And a lot of this trade is happening in Asia. In its June 21, 2012 issue, the Economist reports that the center of gravity of cargo trade is shifting from Europe to Asia. So it should come as no surprise that Asia is leading investment in seaports. Handshake reports that from 2000-2011, the East Asia Pacific region accounted for nearly $14 billion—32 percent—of private investment in seaports, mainly from China. The Philippines and Singapore are also major Asian investors in seaport projects.

Much of this investment comes through PPPs. Does this really make a difference? I’d say it does. Private sector financing and expertise make seaports and shipping more efficient. This in turn benefits emerging markets, which are becoming more and more engaged in global trade.

Could seaport investments be a predictor of future trends in trade? If so, Asia will become even more of a trade hotspot than it is today.

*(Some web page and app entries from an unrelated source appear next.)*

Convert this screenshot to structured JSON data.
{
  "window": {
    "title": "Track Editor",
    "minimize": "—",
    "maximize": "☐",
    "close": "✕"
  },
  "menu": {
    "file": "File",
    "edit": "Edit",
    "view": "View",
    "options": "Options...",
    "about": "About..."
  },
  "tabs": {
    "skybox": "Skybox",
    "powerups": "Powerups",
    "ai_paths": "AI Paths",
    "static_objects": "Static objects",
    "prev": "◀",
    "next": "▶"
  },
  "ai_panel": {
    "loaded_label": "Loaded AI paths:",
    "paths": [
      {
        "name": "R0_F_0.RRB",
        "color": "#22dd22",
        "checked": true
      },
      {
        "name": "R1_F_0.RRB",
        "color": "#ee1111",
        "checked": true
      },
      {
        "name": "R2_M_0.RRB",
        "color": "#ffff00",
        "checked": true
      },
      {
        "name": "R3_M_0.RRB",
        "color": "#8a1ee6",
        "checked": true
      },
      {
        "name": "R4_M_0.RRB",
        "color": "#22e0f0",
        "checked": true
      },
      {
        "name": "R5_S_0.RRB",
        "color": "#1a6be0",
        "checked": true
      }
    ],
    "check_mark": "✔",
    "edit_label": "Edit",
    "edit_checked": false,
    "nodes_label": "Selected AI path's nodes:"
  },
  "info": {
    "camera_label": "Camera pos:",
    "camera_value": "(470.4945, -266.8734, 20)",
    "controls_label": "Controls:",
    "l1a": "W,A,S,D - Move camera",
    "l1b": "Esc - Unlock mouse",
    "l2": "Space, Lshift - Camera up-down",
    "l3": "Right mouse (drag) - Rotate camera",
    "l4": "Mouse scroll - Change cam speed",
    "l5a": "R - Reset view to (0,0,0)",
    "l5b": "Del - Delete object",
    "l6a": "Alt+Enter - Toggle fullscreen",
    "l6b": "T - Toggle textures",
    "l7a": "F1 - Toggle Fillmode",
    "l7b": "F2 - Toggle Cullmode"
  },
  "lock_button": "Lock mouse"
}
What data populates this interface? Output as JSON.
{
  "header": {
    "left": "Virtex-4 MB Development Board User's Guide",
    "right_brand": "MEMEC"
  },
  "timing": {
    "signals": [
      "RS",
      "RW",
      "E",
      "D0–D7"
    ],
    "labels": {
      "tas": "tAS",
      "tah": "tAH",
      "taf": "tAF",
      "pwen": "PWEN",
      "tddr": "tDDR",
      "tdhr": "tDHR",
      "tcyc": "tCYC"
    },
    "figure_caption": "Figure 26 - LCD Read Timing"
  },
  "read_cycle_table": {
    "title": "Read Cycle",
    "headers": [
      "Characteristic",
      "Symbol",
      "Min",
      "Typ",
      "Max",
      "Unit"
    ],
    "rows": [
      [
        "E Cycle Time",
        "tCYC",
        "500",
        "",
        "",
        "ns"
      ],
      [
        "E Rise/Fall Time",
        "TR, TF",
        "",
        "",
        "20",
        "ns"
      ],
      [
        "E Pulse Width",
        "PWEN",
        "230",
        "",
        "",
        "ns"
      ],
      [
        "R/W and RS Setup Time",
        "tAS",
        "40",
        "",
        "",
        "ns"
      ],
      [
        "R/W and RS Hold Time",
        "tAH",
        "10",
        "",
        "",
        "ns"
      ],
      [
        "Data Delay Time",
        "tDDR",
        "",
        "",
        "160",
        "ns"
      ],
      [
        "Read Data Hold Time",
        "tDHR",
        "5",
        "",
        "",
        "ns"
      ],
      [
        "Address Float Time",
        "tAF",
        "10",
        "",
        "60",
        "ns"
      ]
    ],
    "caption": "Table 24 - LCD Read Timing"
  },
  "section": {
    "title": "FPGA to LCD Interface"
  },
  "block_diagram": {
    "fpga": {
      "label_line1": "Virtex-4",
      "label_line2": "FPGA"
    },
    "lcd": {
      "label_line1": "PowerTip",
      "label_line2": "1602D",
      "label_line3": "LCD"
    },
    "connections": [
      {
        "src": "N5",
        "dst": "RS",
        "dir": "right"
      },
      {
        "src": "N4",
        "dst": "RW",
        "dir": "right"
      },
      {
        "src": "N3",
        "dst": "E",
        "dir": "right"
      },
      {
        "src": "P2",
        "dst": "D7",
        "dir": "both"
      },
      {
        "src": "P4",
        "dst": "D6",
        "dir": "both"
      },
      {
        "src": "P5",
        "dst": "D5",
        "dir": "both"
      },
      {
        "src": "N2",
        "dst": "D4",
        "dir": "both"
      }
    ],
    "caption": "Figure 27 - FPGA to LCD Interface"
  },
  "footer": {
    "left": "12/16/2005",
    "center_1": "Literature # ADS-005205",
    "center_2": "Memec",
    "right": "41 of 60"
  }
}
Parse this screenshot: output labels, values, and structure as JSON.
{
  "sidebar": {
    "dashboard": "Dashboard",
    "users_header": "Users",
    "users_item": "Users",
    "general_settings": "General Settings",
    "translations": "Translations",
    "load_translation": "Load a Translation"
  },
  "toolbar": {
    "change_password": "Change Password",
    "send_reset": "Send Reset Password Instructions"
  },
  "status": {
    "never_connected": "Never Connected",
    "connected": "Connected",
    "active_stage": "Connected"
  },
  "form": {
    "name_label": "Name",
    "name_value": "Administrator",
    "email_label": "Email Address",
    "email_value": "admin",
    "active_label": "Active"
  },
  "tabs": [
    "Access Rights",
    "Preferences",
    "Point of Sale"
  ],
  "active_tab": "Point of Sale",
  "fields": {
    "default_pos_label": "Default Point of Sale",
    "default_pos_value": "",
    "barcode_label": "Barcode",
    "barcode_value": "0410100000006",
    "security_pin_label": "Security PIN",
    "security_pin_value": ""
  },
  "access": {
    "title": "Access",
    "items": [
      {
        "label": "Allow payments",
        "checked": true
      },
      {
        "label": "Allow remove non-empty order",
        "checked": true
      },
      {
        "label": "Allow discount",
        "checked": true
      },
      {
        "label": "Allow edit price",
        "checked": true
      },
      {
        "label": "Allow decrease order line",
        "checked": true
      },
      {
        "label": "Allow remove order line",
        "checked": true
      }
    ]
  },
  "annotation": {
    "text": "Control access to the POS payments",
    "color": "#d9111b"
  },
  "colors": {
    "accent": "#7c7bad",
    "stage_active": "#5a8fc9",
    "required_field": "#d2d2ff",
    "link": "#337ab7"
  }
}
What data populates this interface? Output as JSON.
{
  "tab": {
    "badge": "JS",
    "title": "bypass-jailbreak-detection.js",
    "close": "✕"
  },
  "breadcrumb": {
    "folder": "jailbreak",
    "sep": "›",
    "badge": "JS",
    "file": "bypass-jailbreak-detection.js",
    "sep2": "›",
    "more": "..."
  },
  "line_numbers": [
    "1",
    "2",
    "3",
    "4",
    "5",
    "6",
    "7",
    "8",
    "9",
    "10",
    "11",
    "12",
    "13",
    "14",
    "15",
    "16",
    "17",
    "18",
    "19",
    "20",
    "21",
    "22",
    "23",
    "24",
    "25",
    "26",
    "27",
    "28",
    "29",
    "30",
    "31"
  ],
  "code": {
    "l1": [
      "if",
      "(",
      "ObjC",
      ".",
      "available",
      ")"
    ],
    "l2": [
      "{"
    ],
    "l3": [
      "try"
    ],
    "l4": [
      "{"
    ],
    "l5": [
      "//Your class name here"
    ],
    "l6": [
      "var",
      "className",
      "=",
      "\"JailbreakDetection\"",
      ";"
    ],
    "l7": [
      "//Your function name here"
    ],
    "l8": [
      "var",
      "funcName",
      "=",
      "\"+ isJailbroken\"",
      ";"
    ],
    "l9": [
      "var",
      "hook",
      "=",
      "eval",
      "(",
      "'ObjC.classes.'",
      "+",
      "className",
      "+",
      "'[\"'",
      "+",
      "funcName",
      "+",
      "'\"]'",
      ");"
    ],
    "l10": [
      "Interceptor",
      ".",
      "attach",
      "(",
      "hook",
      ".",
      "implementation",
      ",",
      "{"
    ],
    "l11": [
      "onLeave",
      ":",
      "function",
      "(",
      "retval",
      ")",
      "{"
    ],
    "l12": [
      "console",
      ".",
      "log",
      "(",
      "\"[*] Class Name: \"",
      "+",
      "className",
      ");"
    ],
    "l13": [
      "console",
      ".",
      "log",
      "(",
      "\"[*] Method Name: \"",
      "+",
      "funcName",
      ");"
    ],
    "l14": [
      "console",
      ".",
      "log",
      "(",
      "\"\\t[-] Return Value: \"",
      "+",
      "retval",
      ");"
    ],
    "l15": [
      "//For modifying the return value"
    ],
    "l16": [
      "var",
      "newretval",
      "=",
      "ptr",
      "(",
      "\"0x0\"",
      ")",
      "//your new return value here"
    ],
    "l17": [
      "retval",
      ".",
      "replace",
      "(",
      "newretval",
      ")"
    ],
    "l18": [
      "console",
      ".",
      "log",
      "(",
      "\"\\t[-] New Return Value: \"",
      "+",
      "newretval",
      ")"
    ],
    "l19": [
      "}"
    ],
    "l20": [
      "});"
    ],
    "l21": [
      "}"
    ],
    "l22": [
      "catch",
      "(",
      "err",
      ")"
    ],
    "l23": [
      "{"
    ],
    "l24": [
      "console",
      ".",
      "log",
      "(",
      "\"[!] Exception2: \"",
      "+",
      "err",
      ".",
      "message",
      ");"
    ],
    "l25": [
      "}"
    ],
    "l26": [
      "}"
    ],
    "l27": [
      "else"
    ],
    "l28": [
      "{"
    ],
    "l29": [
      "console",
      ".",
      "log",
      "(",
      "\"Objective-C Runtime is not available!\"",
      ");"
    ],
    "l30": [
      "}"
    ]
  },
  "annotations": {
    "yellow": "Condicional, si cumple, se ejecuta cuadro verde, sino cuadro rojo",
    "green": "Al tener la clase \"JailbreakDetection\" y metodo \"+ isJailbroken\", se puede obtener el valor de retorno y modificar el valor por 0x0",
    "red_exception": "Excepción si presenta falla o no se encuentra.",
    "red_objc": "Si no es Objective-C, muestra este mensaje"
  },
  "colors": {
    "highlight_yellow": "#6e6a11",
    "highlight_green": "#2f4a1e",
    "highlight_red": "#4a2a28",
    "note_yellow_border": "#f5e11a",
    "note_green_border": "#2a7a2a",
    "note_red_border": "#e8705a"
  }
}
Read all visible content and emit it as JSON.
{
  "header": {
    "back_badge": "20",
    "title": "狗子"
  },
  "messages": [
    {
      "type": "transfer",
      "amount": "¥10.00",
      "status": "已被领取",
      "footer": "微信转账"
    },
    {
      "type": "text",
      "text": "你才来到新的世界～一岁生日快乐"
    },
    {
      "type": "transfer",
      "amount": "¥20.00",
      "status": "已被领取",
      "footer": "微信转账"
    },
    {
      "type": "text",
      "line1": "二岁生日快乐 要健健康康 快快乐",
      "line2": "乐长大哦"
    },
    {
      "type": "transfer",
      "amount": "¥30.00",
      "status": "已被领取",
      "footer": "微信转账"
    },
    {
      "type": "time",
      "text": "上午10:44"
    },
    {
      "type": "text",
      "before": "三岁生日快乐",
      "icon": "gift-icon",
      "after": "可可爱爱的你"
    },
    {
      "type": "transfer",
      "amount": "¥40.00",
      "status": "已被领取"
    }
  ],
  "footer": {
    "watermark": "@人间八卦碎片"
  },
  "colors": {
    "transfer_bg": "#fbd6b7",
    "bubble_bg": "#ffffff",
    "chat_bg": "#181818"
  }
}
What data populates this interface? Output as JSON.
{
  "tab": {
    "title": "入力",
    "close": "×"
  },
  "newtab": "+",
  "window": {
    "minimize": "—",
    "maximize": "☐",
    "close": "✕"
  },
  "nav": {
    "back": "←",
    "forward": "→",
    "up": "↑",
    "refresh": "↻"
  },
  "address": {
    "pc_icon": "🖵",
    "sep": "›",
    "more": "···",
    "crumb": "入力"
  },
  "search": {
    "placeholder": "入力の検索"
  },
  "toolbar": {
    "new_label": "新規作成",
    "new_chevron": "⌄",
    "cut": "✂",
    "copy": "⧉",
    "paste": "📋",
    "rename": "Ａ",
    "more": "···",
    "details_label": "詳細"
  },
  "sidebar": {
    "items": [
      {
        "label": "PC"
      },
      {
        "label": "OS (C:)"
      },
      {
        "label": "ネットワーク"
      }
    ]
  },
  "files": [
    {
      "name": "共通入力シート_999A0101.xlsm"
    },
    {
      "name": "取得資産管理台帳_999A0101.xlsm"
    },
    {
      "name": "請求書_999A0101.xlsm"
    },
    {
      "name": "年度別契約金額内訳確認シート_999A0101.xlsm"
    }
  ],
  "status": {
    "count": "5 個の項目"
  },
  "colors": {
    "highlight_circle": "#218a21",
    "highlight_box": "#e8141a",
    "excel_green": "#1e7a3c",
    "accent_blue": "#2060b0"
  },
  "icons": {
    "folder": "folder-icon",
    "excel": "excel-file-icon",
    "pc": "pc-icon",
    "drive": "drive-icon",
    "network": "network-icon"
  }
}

For further information, read Issue #6 of Handshake: Air & Sea PPPs.